(Exercise description):
Keep the lines exact and the pictures out as you repeat the following listing.

:: Material provided ::

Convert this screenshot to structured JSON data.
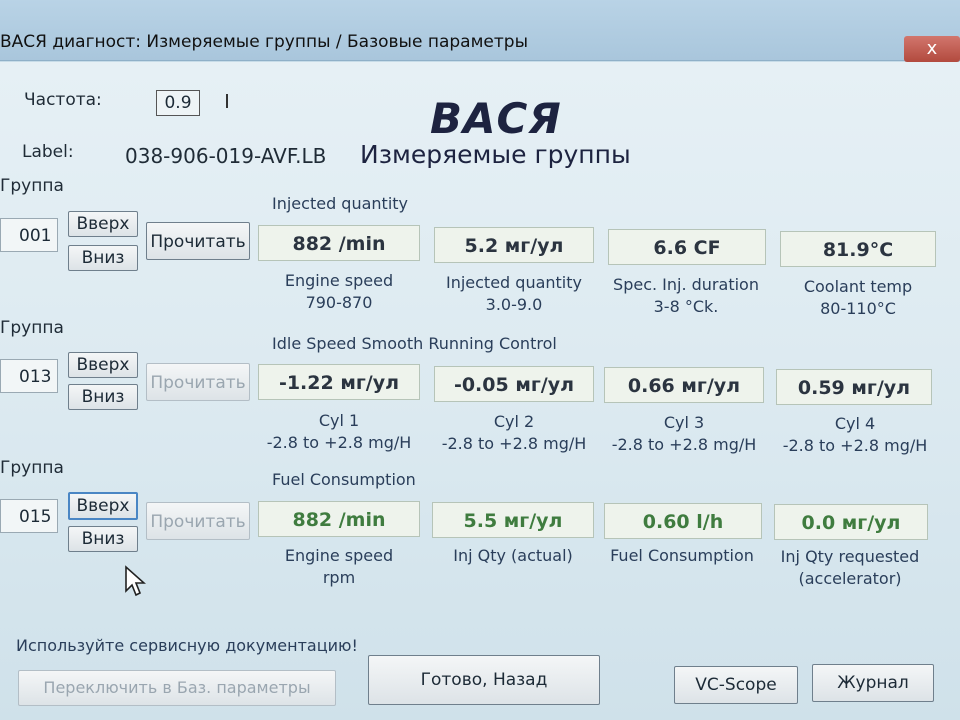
{
  "window": {
    "title": "ВАСЯ диагност: Измеряемые группы / Базовые параметры",
    "close_glyph": "x"
  },
  "header": {
    "freq_label": "Частота:",
    "freq_value": "0.9",
    "brand": "ВАСЯ",
    "label_caption": "Label:",
    "label_value": "038-906-019-AVF.LB",
    "subtitle": "Измеряемые группы"
  },
  "groups": [
    {
      "group_label": "Группа",
      "number": "001",
      "up": "Вверх",
      "down": "Вниз",
      "read": "Прочитать",
      "title": "Injected quantity",
      "fields": [
        {
          "value": "882 /min",
          "name": "Engine speed",
          "spec": "790-870"
        },
        {
          "value": "5.2 мг/ул",
          "name": "Injected quantity",
          "spec": "3.0-9.0"
        },
        {
          "value": "6.6 CF",
          "name": "Spec. Inj. duration",
          "spec": "3-8 °Ck."
        },
        {
          "value": "81.9°C",
          "name": "Coolant temp",
          "spec": "80-110°C"
        }
      ]
    },
    {
      "group_label": "Группа",
      "number": "013",
      "up": "Вверх",
      "down": "Вниз",
      "read": "Прочитать",
      "title": "Idle Speed Smooth Running Control",
      "fields": [
        {
          "value": "-1.22 мг/ул",
          "name": "Cyl 1",
          "spec": "-2.8 to +2.8 mg/H"
        },
        {
          "value": "-0.05 мг/ул",
          "name": "Cyl 2",
          "spec": "-2.8 to +2.8 mg/H"
        },
        {
          "value": "0.66 мг/ул",
          "name": "Cyl 3",
          "spec": "-2.8 to +2.8 mg/H"
        },
        {
          "value": "0.59 мг/ул",
          "name": "Cyl 4",
          "spec": "-2.8 to +2.8 mg/H"
        }
      ]
    },
    {
      "group_label": "Группа",
      "number": "015",
      "up": "Вверх",
      "down": "Вниз",
      "read": "Прочитать",
      "title": "Fuel Consumption",
      "fields": [
        {
          "value": "882 /min",
          "name": "Engine speed",
          "spec": "rpm"
        },
        {
          "value": "5.5 мг/ул",
          "name": "Inj Qty (actual)",
          "spec": ""
        },
        {
          "value": "0.60 l/h",
          "name": "Fuel Consumption",
          "spec": ""
        },
        {
          "value": "0.0 мг/ул",
          "name": "Inj Qty requested",
          "spec": "(accelerator)"
        }
      ]
    }
  ],
  "footer": {
    "hint": "Используйте сервисную документацию!",
    "switch_button": "Переключить в Баз. параметры",
    "done_button": "Готово, Назад",
    "scope_button": "VC-Scope",
    "log_button": "Журнал"
  },
  "colors": {
    "group3_value_text": "#3f7c3f",
    "brand_text": "#1d2340"
  }
}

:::

(Solution for this exercise):
Convert this screenshot to structured JSON data.
{
  "window": {
    "title": "ВАСЯ диагност: Измеряемые группы / Базовые параметры",
    "close_glyph": "x"
  },
  "header": {
    "freq_label": "Частота:",
    "freq_value": "0.9",
    "brand": "ВАСЯ",
    "label_caption": "Label:",
    "label_value": "038-906-019-AVF.LB",
    "subtitle": "Измеряемые группы"
  },
  "groups": [
    {
      "group_label": "Группа",
      "number": "001",
      "up": "Вверх",
      "down": "Вниз",
      "read": "Прочитать",
      "title": "Injected quantity",
      "fields": [
        {
          "value": "882 /min",
          "name": "Engine speed",
          "spec": "790-870"
        },
        {
          "value": "5.2 мг/ул",
          "name": "Injected quantity",
          "spec": "3.0-9.0"
        },
        {
          "value": "6.6 CF",
          "name": "Spec. Inj. duration",
          "spec": "3-8 °Ck."
        },
        {
          "value": "81.9°C",
          "name": "Coolant temp",
          "spec": "80-110°C"
        }
      ]
    },
    {
      "group_label": "Группа",
      "number": "013",
      "up": "Вверх",
      "down": "Вниз",
      "read": "Прочитать",
      "title": "Idle Speed Smooth Running Control",
      "fields": [
        {
          "value": "-1.22 мг/ул",
          "name": "Cyl 1",
          "spec": "-2.8 to +2.8 mg/H"
        },
        {
          "value": "-0.05 мг/ул",
          "name": "Cyl 2",
          "spec": "-2.8 to +2.8 mg/H"
        },
        {
          "value": "0.66 мг/ул",
          "name": "Cyl 3",
          "spec": "-2.8 to +2.8 mg/H"
        },
        {
          "value": "0.59 мг/ул",
          "name": "Cyl 4",
          "spec": "-2.8 to +2.8 mg/H"
        }
      ]
    },
    {
      "group_label": "Группа",
      "number": "015",
      "up": "Вверх",
      "down": "Вниз",
      "read": "Прочитать",
      "title": "Fuel Consumption",
      "fields": [
        {
          "value": "882 /min",
          "name": "Engine speed",
          "spec": "rpm"
        },
        {
          "value": "5.5 мг/ул",
          "name": "Inj Qty (actual)",
          "spec": ""
        },
        {
          "value": "0.60 l/h",
          "name": "Fuel Consumption",
          "spec": ""
        },
        {
          "value": "0.0 мг/ул",
          "name": "Inj Qty requested",
          "spec": "(accelerator)"
        }
      ]
    }
  ],
  "footer": {
    "hint": "Используйте сервисную документацию!",
    "switch_button": "Переключить в Баз. параметры",
    "done_button": "Готово, Назад",
    "scope_button": "VC-Scope",
    "log_button": "Журнал"
  },
  "colors": {
    "group3_value_text": "#3f7c3f",
    "brand_text": "#1d2340"
  }
}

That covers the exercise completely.